## Exercise
Could you copy the records below exactly, leaving out any pictures?

---+---

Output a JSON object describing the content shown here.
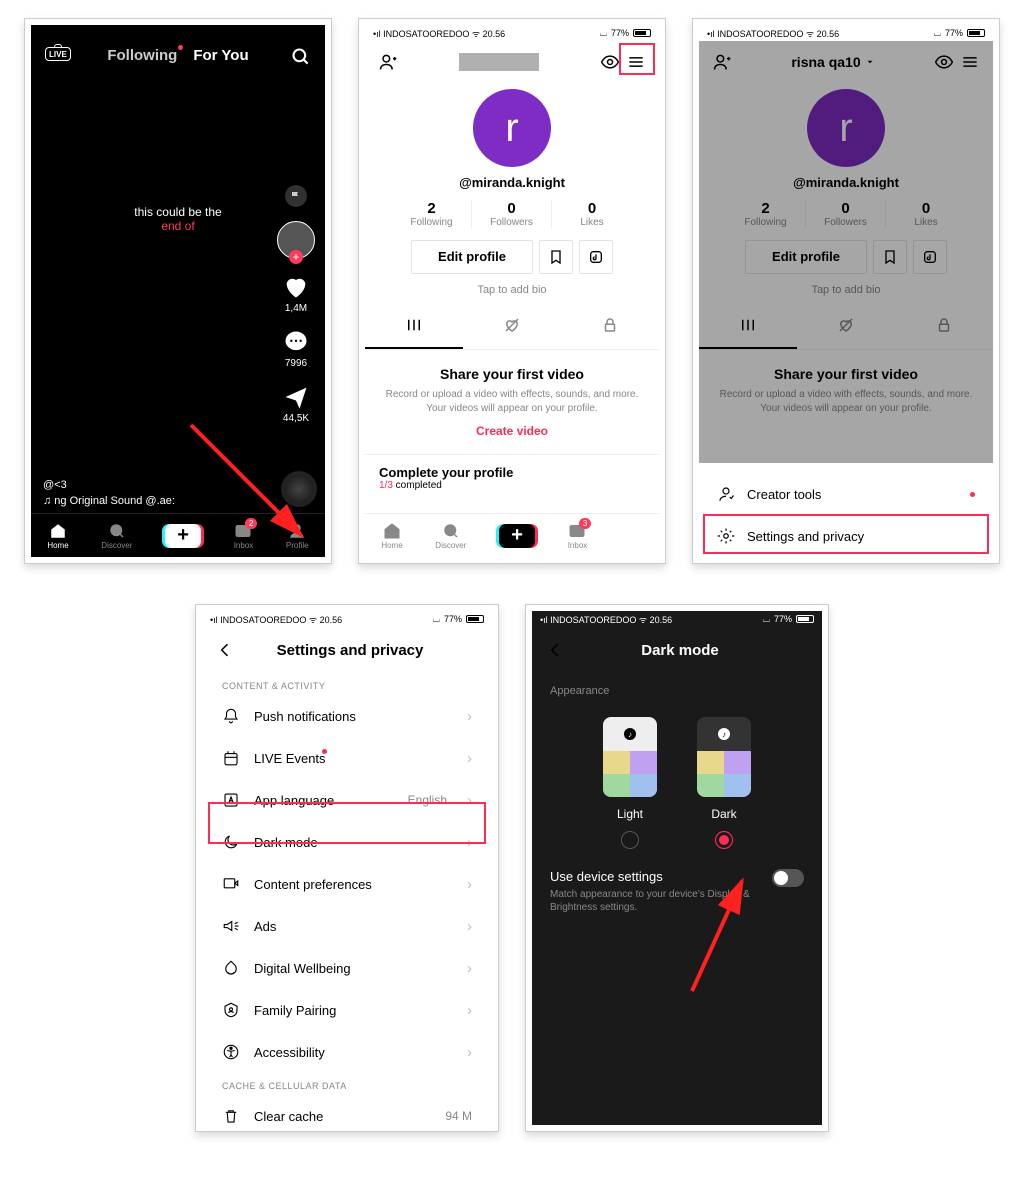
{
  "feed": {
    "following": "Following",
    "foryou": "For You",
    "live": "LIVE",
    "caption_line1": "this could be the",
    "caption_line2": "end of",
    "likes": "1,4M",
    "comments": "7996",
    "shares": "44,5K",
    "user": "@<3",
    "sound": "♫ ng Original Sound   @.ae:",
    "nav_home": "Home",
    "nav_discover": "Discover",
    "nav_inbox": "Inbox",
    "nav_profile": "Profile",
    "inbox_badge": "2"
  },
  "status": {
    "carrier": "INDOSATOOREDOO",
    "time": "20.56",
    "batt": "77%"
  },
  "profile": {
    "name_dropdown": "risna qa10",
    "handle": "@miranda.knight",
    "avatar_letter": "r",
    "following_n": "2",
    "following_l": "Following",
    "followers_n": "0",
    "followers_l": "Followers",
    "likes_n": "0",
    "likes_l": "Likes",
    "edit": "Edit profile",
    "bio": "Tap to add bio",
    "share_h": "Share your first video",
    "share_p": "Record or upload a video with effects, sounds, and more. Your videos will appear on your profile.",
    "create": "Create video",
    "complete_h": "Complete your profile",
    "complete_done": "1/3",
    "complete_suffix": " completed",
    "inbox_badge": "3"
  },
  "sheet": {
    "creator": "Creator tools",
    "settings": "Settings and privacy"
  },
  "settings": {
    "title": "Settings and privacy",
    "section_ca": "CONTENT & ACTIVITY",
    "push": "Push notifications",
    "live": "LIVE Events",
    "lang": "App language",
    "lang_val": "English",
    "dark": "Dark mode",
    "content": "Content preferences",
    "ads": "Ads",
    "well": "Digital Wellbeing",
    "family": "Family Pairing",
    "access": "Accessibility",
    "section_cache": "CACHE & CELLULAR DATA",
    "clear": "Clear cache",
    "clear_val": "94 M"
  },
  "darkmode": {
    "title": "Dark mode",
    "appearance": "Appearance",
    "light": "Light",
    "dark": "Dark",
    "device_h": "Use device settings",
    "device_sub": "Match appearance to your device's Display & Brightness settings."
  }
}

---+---

## Solution to the exercise
Output a JSON object describing the content shown here.
{
  "feed": {
    "following": "Following",
    "foryou": "For You",
    "live": "LIVE",
    "caption_line1": "this could be the",
    "caption_line2": "end of",
    "likes": "1,4M",
    "comments": "7996",
    "shares": "44,5K",
    "user": "@<3",
    "sound": "♫ ng Original Sound   @.ae:",
    "nav_home": "Home",
    "nav_discover": "Discover",
    "nav_inbox": "Inbox",
    "nav_profile": "Profile",
    "inbox_badge": "2"
  },
  "status": {
    "carrier": "INDOSATOOREDOO",
    "time": "20.56",
    "batt": "77%"
  },
  "profile": {
    "name_dropdown": "risna qa10",
    "handle": "@miranda.knight",
    "avatar_letter": "r",
    "following_n": "2",
    "following_l": "Following",
    "followers_n": "0",
    "followers_l": "Followers",
    "likes_n": "0",
    "likes_l": "Likes",
    "edit": "Edit profile",
    "bio": "Tap to add bio",
    "share_h": "Share your first video",
    "share_p": "Record or upload a video with effects, sounds, and more. Your videos will appear on your profile.",
    "create": "Create video",
    "complete_h": "Complete your profile",
    "complete_done": "1/3",
    "complete_suffix": " completed",
    "inbox_badge": "3"
  },
  "sheet": {
    "creator": "Creator tools",
    "settings": "Settings and privacy"
  },
  "settings": {
    "title": "Settings and privacy",
    "section_ca": "CONTENT & ACTIVITY",
    "push": "Push notifications",
    "live": "LIVE Events",
    "lang": "App language",
    "lang_val": "English",
    "dark": "Dark mode",
    "content": "Content preferences",
    "ads": "Ads",
    "well": "Digital Wellbeing",
    "family": "Family Pairing",
    "access": "Accessibility",
    "section_cache": "CACHE & CELLULAR DATA",
    "clear": "Clear cache",
    "clear_val": "94 M"
  },
  "darkmode": {
    "title": "Dark mode",
    "appearance": "Appearance",
    "light": "Light",
    "dark": "Dark",
    "device_h": "Use device settings",
    "device_sub": "Match appearance to your device's Display & Brightness settings."
  }
}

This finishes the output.